• **Problem statement**
Only the text belongs in the copy: retype each record exactly as it appears.
# # #
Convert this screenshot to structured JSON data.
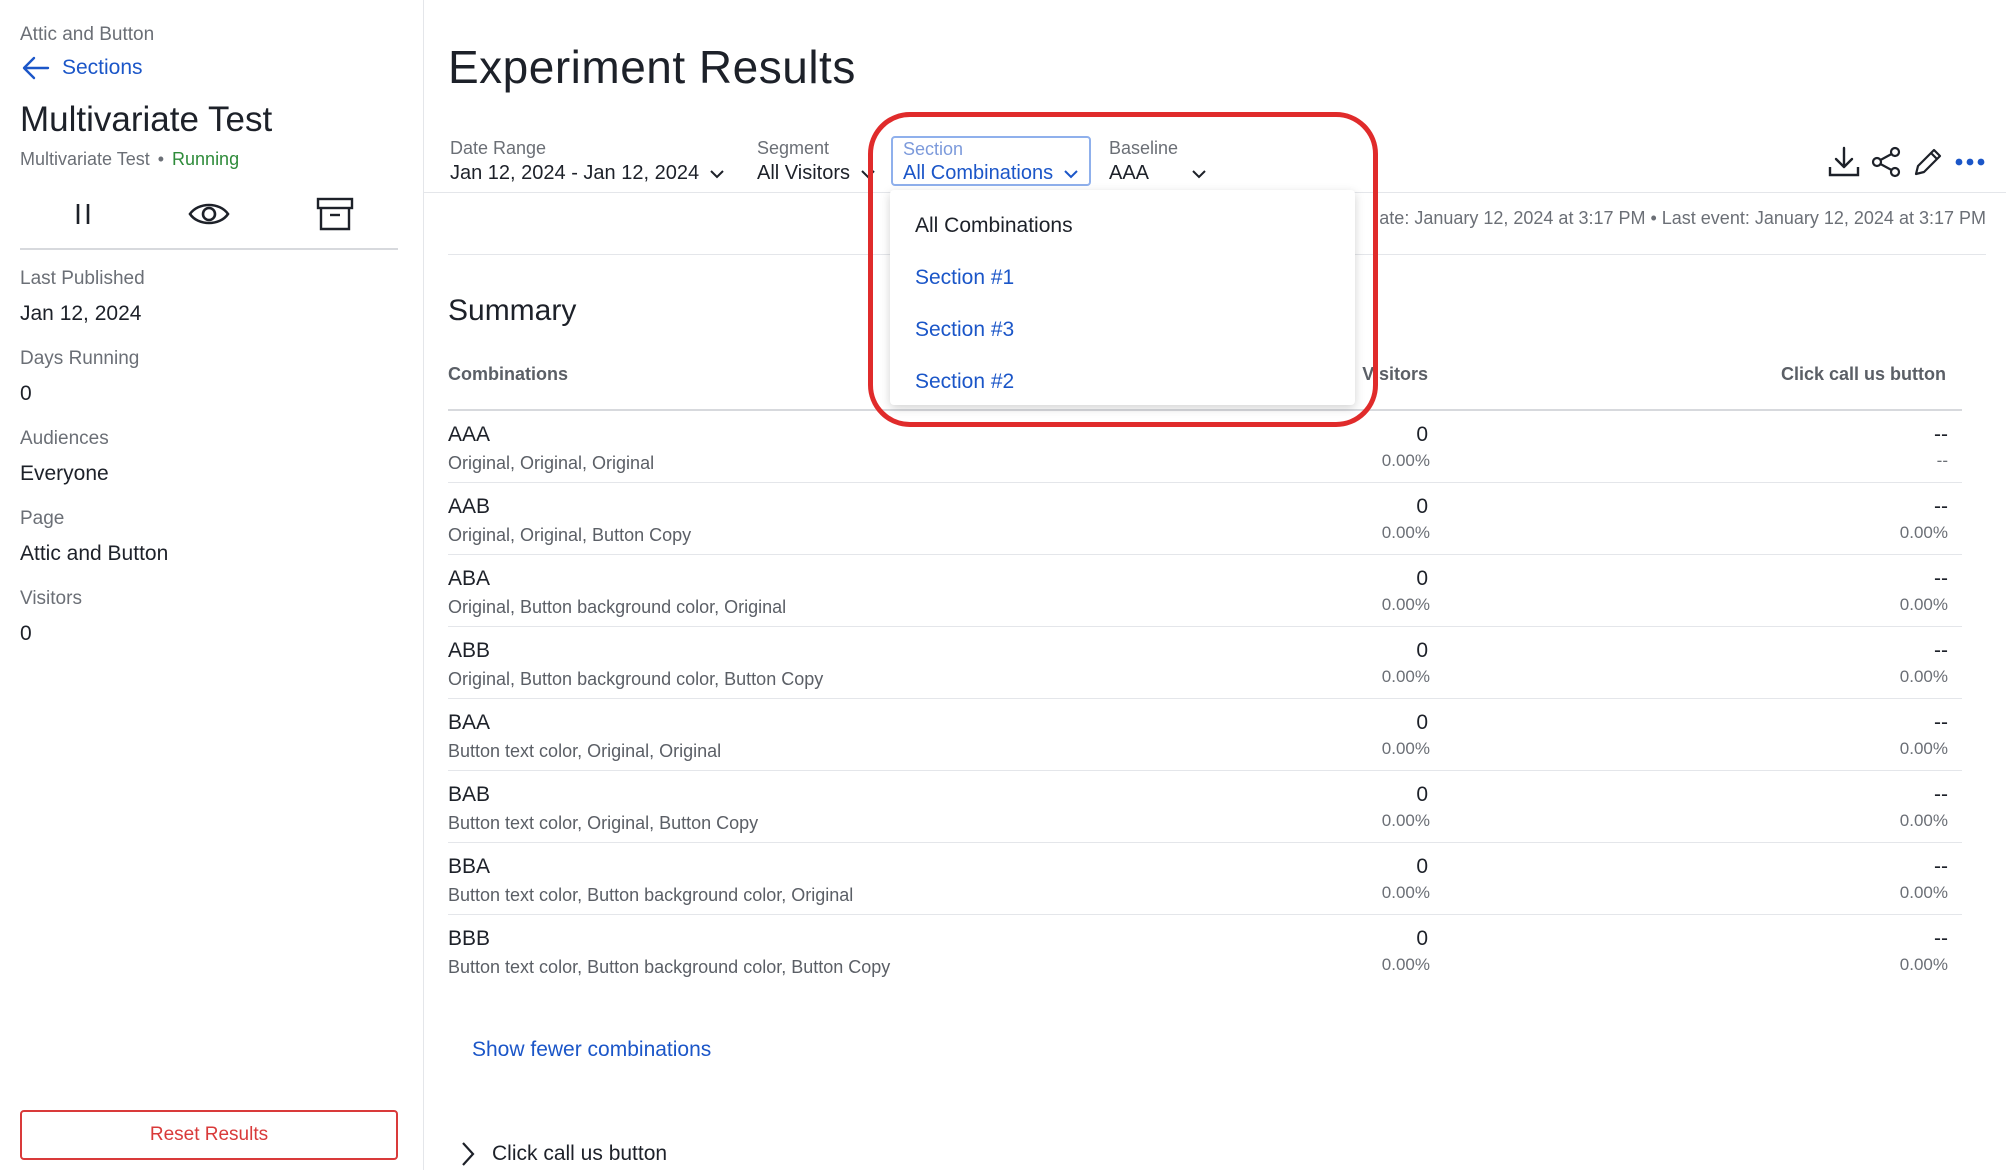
{
  "sidebar": {
    "breadcrumb": "Attic and Button",
    "back_label": "Sections",
    "title": "Multivariate Test",
    "type": "Multivariate Test",
    "separator": "•",
    "status": "Running",
    "actions": [
      "pause-icon",
      "eye-icon",
      "archive-icon"
    ],
    "meta": [
      {
        "label": "Last Published",
        "value": "Jan 12, 2024"
      },
      {
        "label": "Days Running",
        "value": "0"
      },
      {
        "label": "Audiences",
        "value": "Everyone"
      },
      {
        "label": "Page",
        "value": "Attic and Button"
      },
      {
        "label": "Visitors",
        "value": "0"
      }
    ],
    "reset_label": "Reset Results"
  },
  "header": {
    "title": "Experiment Results",
    "filters": {
      "date_range": {
        "label": "Date Range",
        "value": "Jan 12, 2024 - Jan 12, 2024"
      },
      "segment": {
        "label": "Segment",
        "value": "All Visitors"
      },
      "section": {
        "label": "Section",
        "value": "All Combinations"
      },
      "baseline": {
        "label": "Baseline",
        "value": "AAA"
      }
    },
    "toolbar": [
      "download-icon",
      "share-icon",
      "edit-icon",
      "more-icon"
    ],
    "update_line": "ate: January 12, 2024 at 3:17 PM • Last event: January 12, 2024 at 3:17 PM"
  },
  "summary": {
    "title": "Summary",
    "columns": {
      "combinations": "Combinations",
      "visitors": "Visitors",
      "click": "Click call us button"
    },
    "rows": [
      {
        "name": "AAA",
        "desc": "Original, Original, Original",
        "visitors": "0",
        "visitors_pct": "0.00%",
        "click": "--",
        "click_pct": "--"
      },
      {
        "name": "AAB",
        "desc": "Original, Original, Button Copy",
        "visitors": "0",
        "visitors_pct": "0.00%",
        "click": "--",
        "click_pct": "0.00%"
      },
      {
        "name": "ABA",
        "desc": "Original, Button background color, Original",
        "visitors": "0",
        "visitors_pct": "0.00%",
        "click": "--",
        "click_pct": "0.00%"
      },
      {
        "name": "ABB",
        "desc": "Original, Button background color, Button Copy",
        "visitors": "0",
        "visitors_pct": "0.00%",
        "click": "--",
        "click_pct": "0.00%"
      },
      {
        "name": "BAA",
        "desc": "Button text color, Original, Original",
        "visitors": "0",
        "visitors_pct": "0.00%",
        "click": "--",
        "click_pct": "0.00%"
      },
      {
        "name": "BAB",
        "desc": "Button text color, Original, Button Copy",
        "visitors": "0",
        "visitors_pct": "0.00%",
        "click": "--",
        "click_pct": "0.00%"
      },
      {
        "name": "BBA",
        "desc": "Button text color, Button background color, Original",
        "visitors": "0",
        "visitors_pct": "0.00%",
        "click": "--",
        "click_pct": "0.00%"
      },
      {
        "name": "BBB",
        "desc": "Button text color, Button background color, Button Copy",
        "visitors": "0",
        "visitors_pct": "0.00%",
        "click": "--",
        "click_pct": "0.00%"
      }
    ],
    "show_fewer": "Show fewer combinations",
    "metric_section": "Click call us button"
  },
  "dropdown": {
    "options": [
      "All Combinations",
      "Section #1",
      "Section #3",
      "Section #2"
    ],
    "selected": "All Combinations"
  },
  "colors": {
    "link": "#1b56c8",
    "running": "#2e8b3a",
    "danger": "#d93a3a",
    "highlight": "#e02b2b"
  }
}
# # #
• **Answer to the exercise**
Convert this screenshot to structured JSON data.
{
  "sidebar": {
    "breadcrumb": "Attic and Button",
    "back_label": "Sections",
    "title": "Multivariate Test",
    "type": "Multivariate Test",
    "separator": "•",
    "status": "Running",
    "actions": [
      "pause-icon",
      "eye-icon",
      "archive-icon"
    ],
    "meta": [
      {
        "label": "Last Published",
        "value": "Jan 12, 2024"
      },
      {
        "label": "Days Running",
        "value": "0"
      },
      {
        "label": "Audiences",
        "value": "Everyone"
      },
      {
        "label": "Page",
        "value": "Attic and Button"
      },
      {
        "label": "Visitors",
        "value": "0"
      }
    ],
    "reset_label": "Reset Results"
  },
  "header": {
    "title": "Experiment Results",
    "filters": {
      "date_range": {
        "label": "Date Range",
        "value": "Jan 12, 2024 - Jan 12, 2024"
      },
      "segment": {
        "label": "Segment",
        "value": "All Visitors"
      },
      "section": {
        "label": "Section",
        "value": "All Combinations"
      },
      "baseline": {
        "label": "Baseline",
        "value": "AAA"
      }
    },
    "toolbar": [
      "download-icon",
      "share-icon",
      "edit-icon",
      "more-icon"
    ],
    "update_line": "ate: January 12, 2024 at 3:17 PM • Last event: January 12, 2024 at 3:17 PM"
  },
  "summary": {
    "title": "Summary",
    "columns": {
      "combinations": "Combinations",
      "visitors": "Visitors",
      "click": "Click call us button"
    },
    "rows": [
      {
        "name": "AAA",
        "desc": "Original, Original, Original",
        "visitors": "0",
        "visitors_pct": "0.00%",
        "click": "--",
        "click_pct": "--"
      },
      {
        "name": "AAB",
        "desc": "Original, Original, Button Copy",
        "visitors": "0",
        "visitors_pct": "0.00%",
        "click": "--",
        "click_pct": "0.00%"
      },
      {
        "name": "ABA",
        "desc": "Original, Button background color, Original",
        "visitors": "0",
        "visitors_pct": "0.00%",
        "click": "--",
        "click_pct": "0.00%"
      },
      {
        "name": "ABB",
        "desc": "Original, Button background color, Button Copy",
        "visitors": "0",
        "visitors_pct": "0.00%",
        "click": "--",
        "click_pct": "0.00%"
      },
      {
        "name": "BAA",
        "desc": "Button text color, Original, Original",
        "visitors": "0",
        "visitors_pct": "0.00%",
        "click": "--",
        "click_pct": "0.00%"
      },
      {
        "name": "BAB",
        "desc": "Button text color, Original, Button Copy",
        "visitors": "0",
        "visitors_pct": "0.00%",
        "click": "--",
        "click_pct": "0.00%"
      },
      {
        "name": "BBA",
        "desc": "Button text color, Button background color, Original",
        "visitors": "0",
        "visitors_pct": "0.00%",
        "click": "--",
        "click_pct": "0.00%"
      },
      {
        "name": "BBB",
        "desc": "Button text color, Button background color, Button Copy",
        "visitors": "0",
        "visitors_pct": "0.00%",
        "click": "--",
        "click_pct": "0.00%"
      }
    ],
    "show_fewer": "Show fewer combinations",
    "metric_section": "Click call us button"
  },
  "dropdown": {
    "options": [
      "All Combinations",
      "Section #1",
      "Section #3",
      "Section #2"
    ],
    "selected": "All Combinations"
  },
  "colors": {
    "link": "#1b56c8",
    "running": "#2e8b3a",
    "danger": "#d93a3a",
    "highlight": "#e02b2b"
  }
}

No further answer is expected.